(Material supplied)

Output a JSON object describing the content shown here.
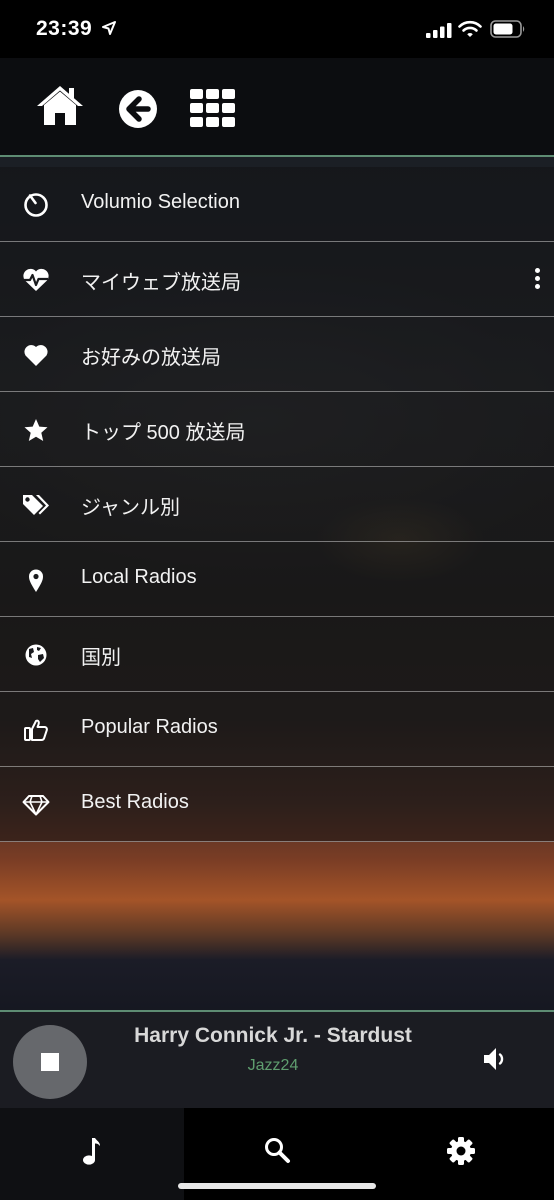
{
  "status_bar": {
    "time": "23:39",
    "icons": [
      "location-arrow-icon",
      "signal-icon",
      "wifi-icon",
      "battery-icon"
    ]
  },
  "top_nav": {
    "buttons": [
      "home-icon",
      "back-arrow-icon",
      "grid-view-icon"
    ]
  },
  "menu": {
    "items": [
      {
        "label": "Volumio Selection",
        "icon": "volumio-icon"
      },
      {
        "label": "マイウェブ放送局",
        "icon": "heartbeat-icon",
        "has_options": true
      },
      {
        "label": "お好みの放送局",
        "icon": "heart-icon"
      },
      {
        "label": "トップ 500 放送局",
        "icon": "star-icon"
      },
      {
        "label": "ジャンル別",
        "icon": "tags-icon"
      },
      {
        "label": "Local Radios",
        "icon": "map-marker-icon"
      },
      {
        "label": "国別",
        "icon": "globe-icon"
      },
      {
        "label": "Popular Radios",
        "icon": "thumbs-up-icon"
      },
      {
        "label": "Best Radios",
        "icon": "diamond-icon"
      }
    ]
  },
  "player": {
    "title": "Harry Connick Jr. - Stardust",
    "station": "Jazz24",
    "station_color": "#5f9e6f"
  },
  "tab_bar": {
    "tabs": [
      "music-note-icon",
      "search-icon",
      "gear-icon"
    ],
    "active_tab": 0
  },
  "accent_color": "#5e8c73"
}
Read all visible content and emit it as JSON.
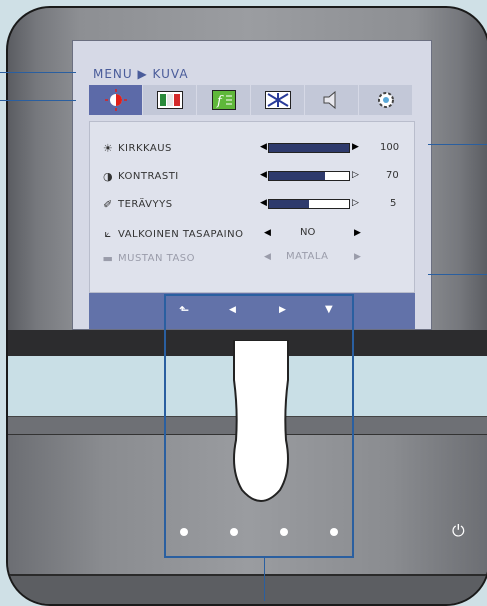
{
  "osd": {
    "title": "MENU ▶ KUVA",
    "tabs": [
      {
        "icon": "brightness-icon",
        "active": true
      },
      {
        "icon": "color-bars-icon",
        "active": false
      },
      {
        "icon": "function-icon",
        "active": false
      },
      {
        "icon": "tracking-icon",
        "active": false
      },
      {
        "icon": "speaker-icon",
        "active": false
      },
      {
        "icon": "settings-icon",
        "active": false
      }
    ],
    "rows": [
      {
        "icon": "☀",
        "label": "KIRKKAUS",
        "value": "100",
        "level": 1.0
      },
      {
        "icon": "◑",
        "label": "KONTRASTI",
        "value": "70",
        "level": 0.7
      },
      {
        "icon": "✐",
        "label": "TERÄVYYS",
        "value": "5",
        "level": 0.5
      }
    ],
    "white_balance": {
      "label": "VALKOINEN TASAPAINO",
      "value": "NO"
    },
    "black_level": {
      "label": "MUSTAN TASO",
      "value": "MATALA"
    },
    "nav": [
      "⬑",
      "◀",
      "▶",
      "▼"
    ]
  },
  "colors": {
    "accent": "#5c6aa8",
    "callout": "#2a5fa0"
  }
}
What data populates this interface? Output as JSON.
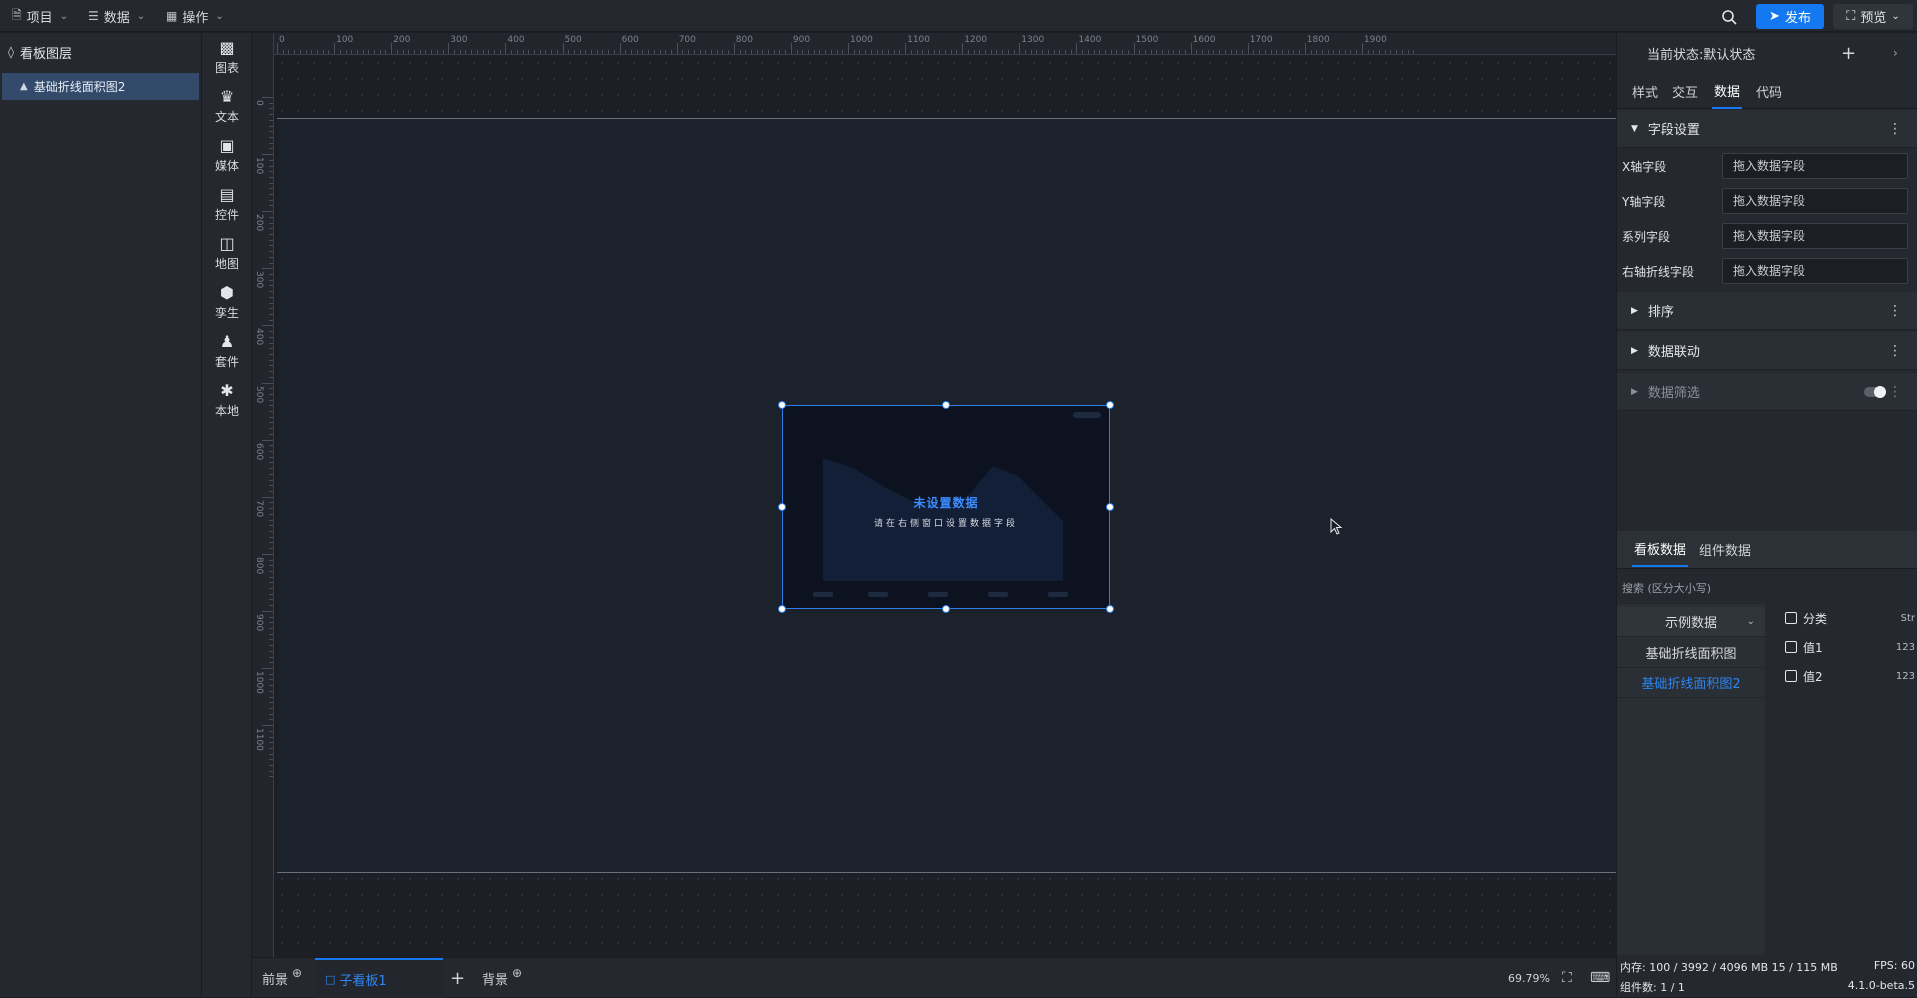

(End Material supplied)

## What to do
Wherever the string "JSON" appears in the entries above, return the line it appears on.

## Answer for the task
Output a JSON object describing the content shown here.
Read all visible content and emit it as JSON.
What data populates this interface? Output as JSON.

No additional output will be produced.